MATERIALS PROVIDED =>
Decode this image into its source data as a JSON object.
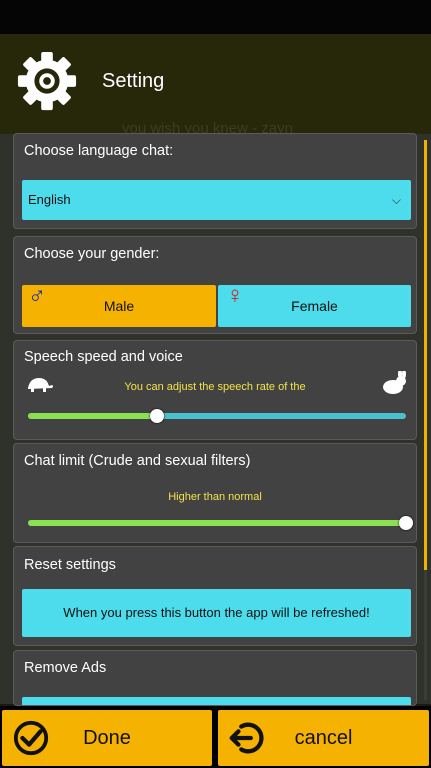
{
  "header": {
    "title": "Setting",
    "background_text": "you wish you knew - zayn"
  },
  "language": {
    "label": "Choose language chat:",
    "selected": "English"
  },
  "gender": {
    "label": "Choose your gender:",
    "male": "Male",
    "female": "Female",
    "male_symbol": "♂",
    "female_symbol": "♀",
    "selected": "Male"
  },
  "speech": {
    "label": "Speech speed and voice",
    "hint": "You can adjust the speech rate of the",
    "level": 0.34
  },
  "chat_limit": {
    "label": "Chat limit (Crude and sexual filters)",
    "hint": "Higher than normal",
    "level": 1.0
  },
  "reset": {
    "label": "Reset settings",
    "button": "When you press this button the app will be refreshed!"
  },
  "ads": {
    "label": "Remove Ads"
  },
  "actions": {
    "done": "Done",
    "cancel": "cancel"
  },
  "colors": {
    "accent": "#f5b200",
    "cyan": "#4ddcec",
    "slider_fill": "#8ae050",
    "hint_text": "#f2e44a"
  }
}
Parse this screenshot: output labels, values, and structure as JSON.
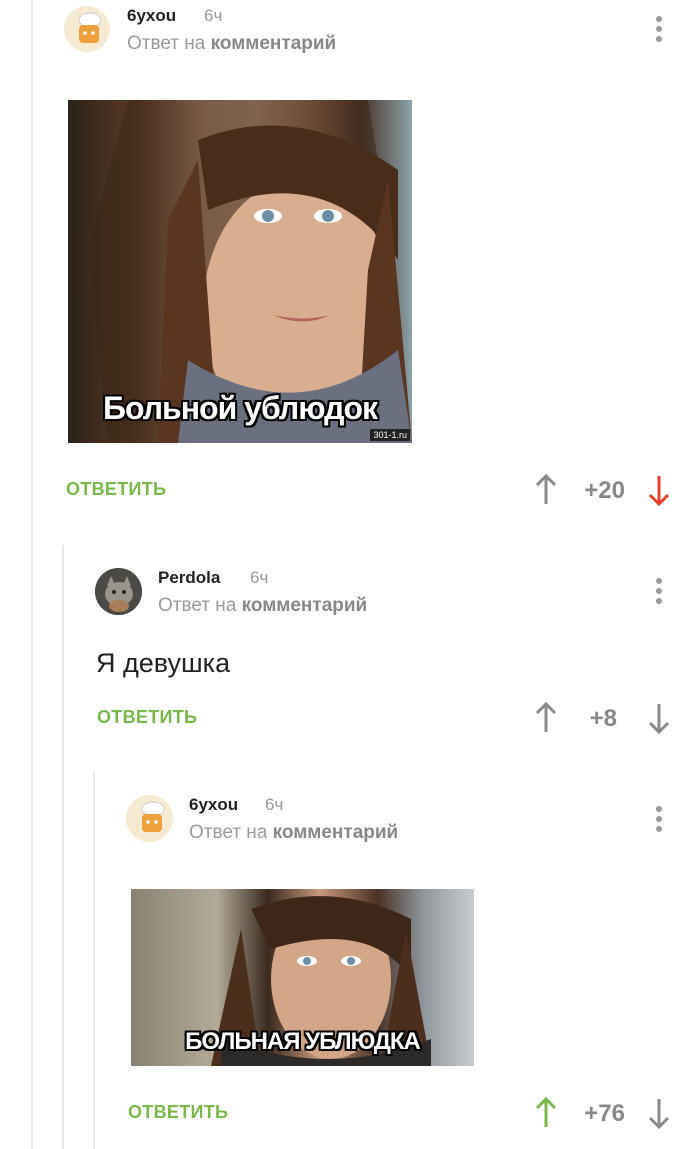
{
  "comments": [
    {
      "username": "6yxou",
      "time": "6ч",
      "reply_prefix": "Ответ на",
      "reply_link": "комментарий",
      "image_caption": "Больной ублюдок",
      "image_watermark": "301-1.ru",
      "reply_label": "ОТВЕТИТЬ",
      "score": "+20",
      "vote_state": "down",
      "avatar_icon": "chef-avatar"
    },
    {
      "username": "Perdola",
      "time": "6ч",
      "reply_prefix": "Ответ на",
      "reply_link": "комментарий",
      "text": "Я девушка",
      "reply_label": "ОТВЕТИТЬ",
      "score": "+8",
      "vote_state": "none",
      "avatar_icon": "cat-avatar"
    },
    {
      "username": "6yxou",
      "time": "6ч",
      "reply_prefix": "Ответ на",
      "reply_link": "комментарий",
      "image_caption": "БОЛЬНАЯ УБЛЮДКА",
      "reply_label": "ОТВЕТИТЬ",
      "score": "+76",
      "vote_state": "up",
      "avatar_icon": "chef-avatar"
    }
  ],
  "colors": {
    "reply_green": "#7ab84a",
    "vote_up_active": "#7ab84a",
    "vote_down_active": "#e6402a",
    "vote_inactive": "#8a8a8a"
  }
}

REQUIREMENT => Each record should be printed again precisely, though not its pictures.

EXPECTED ANSWER =>
Decode this image into its source data as a JSON object.
{
  "header": {
    "title": "Setting",
    "background_text": "you wish you knew - zayn"
  },
  "language": {
    "label": "Choose language chat:",
    "selected": "English"
  },
  "gender": {
    "label": "Choose your gender:",
    "male": "Male",
    "female": "Female",
    "male_symbol": "♂",
    "female_symbol": "♀",
    "selected": "Male"
  },
  "speech": {
    "label": "Speech speed and voice",
    "hint": "You can adjust the speech rate of the",
    "level": 0.34
  },
  "chat_limit": {
    "label": "Chat limit (Crude and sexual filters)",
    "hint": "Higher than normal",
    "level": 1.0
  },
  "reset": {
    "label": "Reset settings",
    "button": "When you press this button the app will be refreshed!"
  },
  "ads": {
    "label": "Remove Ads"
  },
  "actions": {
    "done": "Done",
    "cancel": "cancel"
  },
  "colors": {
    "accent": "#f5b200",
    "cyan": "#4ddcec",
    "slider_fill": "#8ae050",
    "hint_text": "#f2e44a"
  }
}
Parse this screenshot: output labels, values, and structure as JSON.
{
  "comments": [
    {
      "username": "6yxou",
      "time": "6ч",
      "reply_prefix": "Ответ на",
      "reply_link": "комментарий",
      "image_caption": "Больной ублюдок",
      "image_watermark": "301-1.ru",
      "reply_label": "ОТВЕТИТЬ",
      "score": "+20",
      "vote_state": "down",
      "avatar_icon": "chef-avatar"
    },
    {
      "username": "Perdola",
      "time": "6ч",
      "reply_prefix": "Ответ на",
      "reply_link": "комментарий",
      "text": "Я девушка",
      "reply_label": "ОТВЕТИТЬ",
      "score": "+8",
      "vote_state": "none",
      "avatar_icon": "cat-avatar"
    },
    {
      "username": "6yxou",
      "time": "6ч",
      "reply_prefix": "Ответ на",
      "reply_link": "комментарий",
      "image_caption": "БОЛЬНАЯ УБЛЮДКА",
      "reply_label": "ОТВЕТИТЬ",
      "score": "+76",
      "vote_state": "up",
      "avatar_icon": "chef-avatar"
    }
  ],
  "colors": {
    "reply_green": "#7ab84a",
    "vote_up_active": "#7ab84a",
    "vote_down_active": "#e6402a",
    "vote_inactive": "#8a8a8a"
  }
}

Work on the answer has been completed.